A 100-foot tower going up at the Egan Drive pullout in the Mendenhall Wetlands will be the most prominent link in a network to alert pilots of Juneau's wind shear.
"They need a tower to support the system," Allan Heese, Juneau's airport manager, said. Last year, a temporary tower was set up at the same parking area.
The low-level wind shear alert system has two towers previously erected in Juneau, said Joette Storm, Federal Aviation Administration spokeswoman in Anchorage. Both are on the other side of the airport. One is at Crazy Horse Drive, and the other is on Battleship Island near Smuggler's Cove.
"Wind shear has been an issue for incoming jets," Storm said.
Wind shear involves rapidly changing wind currents and is most dangerous when planes are taking off and landing.
A plane encountering a strong head wind followed by a downdraft and tail wind will have reduced airspeed and experience a loss of lift and elevation, according to FAA literature.
The towers in the alert system hold instruments that measure wind speed and direction, sending information to the airport tower so pilots can be warned of dangerous conditions.
Without the alert system, people working in the airport tower would find out about wind shear conditions only after pilots told them about sudden changes they encountered.
During the trial of the system with the temporary towers in place last year, the FAA's air traffic manager at the airport, Steve Turner, said the terrain, with the mountains flanking the channel and an ice field, has an effect on the unique movement of air near Juneau International Airport.
"We know it causes a lot of disturbed air in this area," he said.
The Mendenhall Wetlands have hosted other equipment measuring wind shear. The FAA conducted tests from the fall of 2002 until February 2003. Two instrument-filled aircraft conducted numerous test flights and a mobile Doppler radio parked in the Mendenhall Wetlands took readings.

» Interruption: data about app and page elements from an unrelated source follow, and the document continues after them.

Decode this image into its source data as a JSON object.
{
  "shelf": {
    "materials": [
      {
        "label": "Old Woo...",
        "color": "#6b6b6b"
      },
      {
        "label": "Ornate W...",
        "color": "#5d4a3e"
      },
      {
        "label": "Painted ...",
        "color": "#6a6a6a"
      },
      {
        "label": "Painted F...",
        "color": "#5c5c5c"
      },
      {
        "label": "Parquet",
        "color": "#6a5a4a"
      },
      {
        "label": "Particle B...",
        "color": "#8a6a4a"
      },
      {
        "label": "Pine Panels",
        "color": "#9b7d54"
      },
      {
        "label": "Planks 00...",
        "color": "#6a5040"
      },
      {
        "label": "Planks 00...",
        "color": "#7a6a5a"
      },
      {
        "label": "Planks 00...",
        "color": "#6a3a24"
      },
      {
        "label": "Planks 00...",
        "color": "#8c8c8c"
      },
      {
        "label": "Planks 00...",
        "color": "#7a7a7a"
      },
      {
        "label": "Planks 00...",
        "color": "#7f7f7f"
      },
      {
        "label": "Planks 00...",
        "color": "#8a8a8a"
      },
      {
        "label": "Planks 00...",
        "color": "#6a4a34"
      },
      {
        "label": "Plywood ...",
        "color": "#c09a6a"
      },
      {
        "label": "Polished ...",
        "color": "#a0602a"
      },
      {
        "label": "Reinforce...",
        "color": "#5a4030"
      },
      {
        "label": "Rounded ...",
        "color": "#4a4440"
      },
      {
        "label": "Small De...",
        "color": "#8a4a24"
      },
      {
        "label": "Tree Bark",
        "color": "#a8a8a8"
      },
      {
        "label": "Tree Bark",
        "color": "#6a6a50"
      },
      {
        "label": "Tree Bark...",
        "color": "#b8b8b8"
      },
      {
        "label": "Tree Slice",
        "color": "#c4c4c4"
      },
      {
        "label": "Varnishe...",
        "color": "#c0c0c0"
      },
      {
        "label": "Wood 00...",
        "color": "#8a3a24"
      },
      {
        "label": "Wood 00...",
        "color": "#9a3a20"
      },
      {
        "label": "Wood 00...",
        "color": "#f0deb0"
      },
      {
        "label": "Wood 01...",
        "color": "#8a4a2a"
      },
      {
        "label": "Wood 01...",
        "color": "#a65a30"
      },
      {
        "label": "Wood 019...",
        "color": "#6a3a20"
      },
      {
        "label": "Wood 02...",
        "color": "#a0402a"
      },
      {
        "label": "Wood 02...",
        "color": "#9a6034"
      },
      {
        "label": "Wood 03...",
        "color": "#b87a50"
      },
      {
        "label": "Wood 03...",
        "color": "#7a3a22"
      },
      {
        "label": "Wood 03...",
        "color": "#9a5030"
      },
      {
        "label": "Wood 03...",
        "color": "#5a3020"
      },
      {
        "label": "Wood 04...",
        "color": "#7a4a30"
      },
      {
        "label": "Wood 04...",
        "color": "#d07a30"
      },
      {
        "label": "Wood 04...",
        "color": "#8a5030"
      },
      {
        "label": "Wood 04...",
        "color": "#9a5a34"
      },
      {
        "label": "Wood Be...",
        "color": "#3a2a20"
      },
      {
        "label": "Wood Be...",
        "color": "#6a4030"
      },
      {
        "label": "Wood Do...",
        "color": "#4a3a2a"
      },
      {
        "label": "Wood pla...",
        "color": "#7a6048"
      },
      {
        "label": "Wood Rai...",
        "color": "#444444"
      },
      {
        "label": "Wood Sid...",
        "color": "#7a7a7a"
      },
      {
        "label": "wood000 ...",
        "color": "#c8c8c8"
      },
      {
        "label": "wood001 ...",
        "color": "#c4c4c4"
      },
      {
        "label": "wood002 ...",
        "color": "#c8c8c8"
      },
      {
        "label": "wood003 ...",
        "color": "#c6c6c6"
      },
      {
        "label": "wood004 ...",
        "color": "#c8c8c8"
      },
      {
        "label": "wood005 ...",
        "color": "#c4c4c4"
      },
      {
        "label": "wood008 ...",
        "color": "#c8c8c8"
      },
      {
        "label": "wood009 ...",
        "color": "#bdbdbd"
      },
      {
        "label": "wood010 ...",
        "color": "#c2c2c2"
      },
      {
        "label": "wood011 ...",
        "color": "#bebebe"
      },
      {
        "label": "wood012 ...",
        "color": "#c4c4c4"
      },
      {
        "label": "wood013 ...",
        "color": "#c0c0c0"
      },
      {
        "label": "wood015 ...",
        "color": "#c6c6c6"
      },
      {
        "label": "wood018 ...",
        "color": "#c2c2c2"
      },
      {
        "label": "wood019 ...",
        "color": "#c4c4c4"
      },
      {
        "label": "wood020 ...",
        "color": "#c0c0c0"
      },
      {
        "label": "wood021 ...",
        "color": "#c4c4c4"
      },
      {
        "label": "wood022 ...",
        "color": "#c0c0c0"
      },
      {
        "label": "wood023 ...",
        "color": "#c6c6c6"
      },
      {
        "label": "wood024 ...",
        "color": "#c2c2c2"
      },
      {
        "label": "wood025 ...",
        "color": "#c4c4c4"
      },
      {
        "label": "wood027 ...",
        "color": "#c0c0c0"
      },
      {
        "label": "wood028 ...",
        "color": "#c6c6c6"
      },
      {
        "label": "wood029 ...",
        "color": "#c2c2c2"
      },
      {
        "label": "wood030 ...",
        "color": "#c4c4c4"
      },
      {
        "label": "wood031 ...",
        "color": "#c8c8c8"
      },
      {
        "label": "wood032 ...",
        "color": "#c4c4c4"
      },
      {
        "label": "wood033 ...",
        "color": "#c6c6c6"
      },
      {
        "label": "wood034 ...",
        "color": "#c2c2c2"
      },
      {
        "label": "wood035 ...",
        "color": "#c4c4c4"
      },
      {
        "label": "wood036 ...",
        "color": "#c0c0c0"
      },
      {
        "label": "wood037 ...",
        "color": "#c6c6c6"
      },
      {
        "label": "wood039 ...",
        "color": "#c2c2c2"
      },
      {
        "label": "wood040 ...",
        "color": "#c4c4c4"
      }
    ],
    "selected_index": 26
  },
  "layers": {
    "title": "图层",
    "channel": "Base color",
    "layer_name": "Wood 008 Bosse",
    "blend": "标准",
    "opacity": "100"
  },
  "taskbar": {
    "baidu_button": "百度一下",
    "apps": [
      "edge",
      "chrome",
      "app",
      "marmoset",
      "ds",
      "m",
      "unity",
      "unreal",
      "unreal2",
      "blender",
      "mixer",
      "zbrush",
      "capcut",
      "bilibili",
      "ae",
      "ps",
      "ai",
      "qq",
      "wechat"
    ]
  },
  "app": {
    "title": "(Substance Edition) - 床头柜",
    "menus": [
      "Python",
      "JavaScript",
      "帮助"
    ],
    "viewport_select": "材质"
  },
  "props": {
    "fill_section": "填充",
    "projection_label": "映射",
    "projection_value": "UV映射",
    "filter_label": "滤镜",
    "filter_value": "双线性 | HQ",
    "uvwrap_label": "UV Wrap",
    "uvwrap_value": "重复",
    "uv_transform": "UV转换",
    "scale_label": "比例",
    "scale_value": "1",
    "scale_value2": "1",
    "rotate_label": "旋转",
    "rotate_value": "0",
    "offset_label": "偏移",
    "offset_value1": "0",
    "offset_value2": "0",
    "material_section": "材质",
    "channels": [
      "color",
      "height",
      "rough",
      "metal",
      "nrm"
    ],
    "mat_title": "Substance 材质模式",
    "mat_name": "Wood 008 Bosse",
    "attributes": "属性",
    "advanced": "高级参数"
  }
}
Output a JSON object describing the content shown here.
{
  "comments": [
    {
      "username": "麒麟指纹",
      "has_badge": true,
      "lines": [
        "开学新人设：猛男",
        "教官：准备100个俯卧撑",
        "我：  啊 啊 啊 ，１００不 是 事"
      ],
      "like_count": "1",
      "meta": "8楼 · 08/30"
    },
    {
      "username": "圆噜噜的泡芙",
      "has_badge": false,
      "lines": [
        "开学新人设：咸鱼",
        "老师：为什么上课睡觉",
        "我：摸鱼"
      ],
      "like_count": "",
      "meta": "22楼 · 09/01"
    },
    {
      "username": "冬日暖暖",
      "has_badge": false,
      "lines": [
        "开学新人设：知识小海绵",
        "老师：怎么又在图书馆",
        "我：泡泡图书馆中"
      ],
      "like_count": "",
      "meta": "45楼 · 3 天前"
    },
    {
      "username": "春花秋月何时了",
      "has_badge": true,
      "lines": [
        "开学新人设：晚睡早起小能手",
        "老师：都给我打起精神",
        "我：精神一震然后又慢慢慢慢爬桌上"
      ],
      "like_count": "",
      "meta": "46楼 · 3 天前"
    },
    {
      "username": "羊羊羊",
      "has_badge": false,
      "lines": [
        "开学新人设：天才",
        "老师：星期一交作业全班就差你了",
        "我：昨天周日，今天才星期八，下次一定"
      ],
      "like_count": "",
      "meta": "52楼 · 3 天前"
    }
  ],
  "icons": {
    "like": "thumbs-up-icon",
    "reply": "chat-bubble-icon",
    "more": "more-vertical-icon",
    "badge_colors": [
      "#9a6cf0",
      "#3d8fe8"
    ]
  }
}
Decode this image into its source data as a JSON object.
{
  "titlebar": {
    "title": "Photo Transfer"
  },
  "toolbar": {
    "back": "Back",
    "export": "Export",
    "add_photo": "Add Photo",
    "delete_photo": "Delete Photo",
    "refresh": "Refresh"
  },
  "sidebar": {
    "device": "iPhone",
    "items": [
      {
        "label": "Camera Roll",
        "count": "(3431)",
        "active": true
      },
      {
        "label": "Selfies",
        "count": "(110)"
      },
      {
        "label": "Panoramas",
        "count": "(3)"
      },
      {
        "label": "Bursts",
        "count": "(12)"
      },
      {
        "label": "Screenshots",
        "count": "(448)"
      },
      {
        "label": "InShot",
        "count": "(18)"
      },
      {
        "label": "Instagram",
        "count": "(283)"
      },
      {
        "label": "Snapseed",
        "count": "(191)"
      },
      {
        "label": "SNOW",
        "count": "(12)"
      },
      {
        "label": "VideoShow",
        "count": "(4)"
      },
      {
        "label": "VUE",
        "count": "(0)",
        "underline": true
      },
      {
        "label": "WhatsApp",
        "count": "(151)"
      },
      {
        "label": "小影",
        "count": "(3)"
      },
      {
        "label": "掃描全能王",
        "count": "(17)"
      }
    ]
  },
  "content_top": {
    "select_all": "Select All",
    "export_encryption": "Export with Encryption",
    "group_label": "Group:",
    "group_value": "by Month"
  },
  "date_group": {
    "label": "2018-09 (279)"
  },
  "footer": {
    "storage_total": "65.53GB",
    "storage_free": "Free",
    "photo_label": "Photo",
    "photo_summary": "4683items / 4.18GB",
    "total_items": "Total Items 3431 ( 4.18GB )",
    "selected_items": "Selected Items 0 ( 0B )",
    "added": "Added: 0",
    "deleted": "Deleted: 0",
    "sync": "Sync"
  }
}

Tony Carroll can be reached at firstname.lastname@example.org.